WHAT THIS TASK INVOLVES
Your task is to write out the full listing once more, exactly.

DATA FOR THIS TASK
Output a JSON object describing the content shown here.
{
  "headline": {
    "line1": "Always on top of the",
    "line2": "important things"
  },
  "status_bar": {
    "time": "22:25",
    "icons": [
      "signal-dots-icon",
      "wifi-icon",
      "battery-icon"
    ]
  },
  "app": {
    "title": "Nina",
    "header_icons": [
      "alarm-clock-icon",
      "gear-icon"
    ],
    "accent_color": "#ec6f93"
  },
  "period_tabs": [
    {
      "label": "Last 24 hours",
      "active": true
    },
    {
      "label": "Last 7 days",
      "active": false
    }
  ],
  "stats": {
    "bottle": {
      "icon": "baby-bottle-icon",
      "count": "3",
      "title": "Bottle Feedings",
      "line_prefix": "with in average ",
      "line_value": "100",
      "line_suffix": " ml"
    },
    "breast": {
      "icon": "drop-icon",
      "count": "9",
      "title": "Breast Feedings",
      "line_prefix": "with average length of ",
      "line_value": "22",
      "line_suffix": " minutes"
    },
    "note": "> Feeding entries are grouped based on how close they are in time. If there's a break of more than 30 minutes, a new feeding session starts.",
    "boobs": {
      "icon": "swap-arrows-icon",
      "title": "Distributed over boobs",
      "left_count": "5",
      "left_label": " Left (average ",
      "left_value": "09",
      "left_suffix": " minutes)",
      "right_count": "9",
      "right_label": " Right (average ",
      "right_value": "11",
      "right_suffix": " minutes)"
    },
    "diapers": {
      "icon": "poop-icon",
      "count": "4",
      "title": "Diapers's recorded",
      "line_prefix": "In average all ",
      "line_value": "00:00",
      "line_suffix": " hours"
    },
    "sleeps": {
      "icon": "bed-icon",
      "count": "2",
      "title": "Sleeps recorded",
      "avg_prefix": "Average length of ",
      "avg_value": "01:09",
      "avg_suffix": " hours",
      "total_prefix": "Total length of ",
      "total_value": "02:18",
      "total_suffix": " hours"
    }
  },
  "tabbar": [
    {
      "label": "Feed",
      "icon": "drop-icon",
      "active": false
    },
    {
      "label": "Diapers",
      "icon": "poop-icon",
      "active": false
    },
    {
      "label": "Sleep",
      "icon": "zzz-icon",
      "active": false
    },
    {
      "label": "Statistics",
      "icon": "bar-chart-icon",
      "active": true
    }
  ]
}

WRITTEN ANSWER
Output a JSON object describing the content shown here.
{
  "headline": {
    "line1": "Always on top of the",
    "line2": "important things"
  },
  "status_bar": {
    "time": "22:25",
    "icons": [
      "signal-dots-icon",
      "wifi-icon",
      "battery-icon"
    ]
  },
  "app": {
    "title": "Nina",
    "header_icons": [
      "alarm-clock-icon",
      "gear-icon"
    ],
    "accent_color": "#ec6f93"
  },
  "period_tabs": [
    {
      "label": "Last 24 hours",
      "active": true
    },
    {
      "label": "Last 7 days",
      "active": false
    }
  ],
  "stats": {
    "bottle": {
      "icon": "baby-bottle-icon",
      "count": "3",
      "title": "Bottle Feedings",
      "line_prefix": "with in average ",
      "line_value": "100",
      "line_suffix": " ml"
    },
    "breast": {
      "icon": "drop-icon",
      "count": "9",
      "title": "Breast Feedings",
      "line_prefix": "with average length of ",
      "line_value": "22",
      "line_suffix": " minutes"
    },
    "note": "> Feeding entries are grouped based on how close they are in time. If there's a break of more than 30 minutes, a new feeding session starts.",
    "boobs": {
      "icon": "swap-arrows-icon",
      "title": "Distributed over boobs",
      "left_count": "5",
      "left_label": " Left (average ",
      "left_value": "09",
      "left_suffix": " minutes)",
      "right_count": "9",
      "right_label": " Right (average ",
      "right_value": "11",
      "right_suffix": " minutes)"
    },
    "diapers": {
      "icon": "poop-icon",
      "count": "4",
      "title": "Diapers's recorded",
      "line_prefix": "In average all ",
      "line_value": "00:00",
      "line_suffix": " hours"
    },
    "sleeps": {
      "icon": "bed-icon",
      "count": "2",
      "title": "Sleeps recorded",
      "avg_prefix": "Average length of ",
      "avg_value": "01:09",
      "avg_suffix": " hours",
      "total_prefix": "Total length of ",
      "total_value": "02:18",
      "total_suffix": " hours"
    }
  },
  "tabbar": [
    {
      "label": "Feed",
      "icon": "drop-icon",
      "active": false
    },
    {
      "label": "Diapers",
      "icon": "poop-icon",
      "active": false
    },
    {
      "label": "Sleep",
      "icon": "zzz-icon",
      "active": false
    },
    {
      "label": "Statistics",
      "icon": "bar-chart-icon",
      "active": true
    }
  ]
}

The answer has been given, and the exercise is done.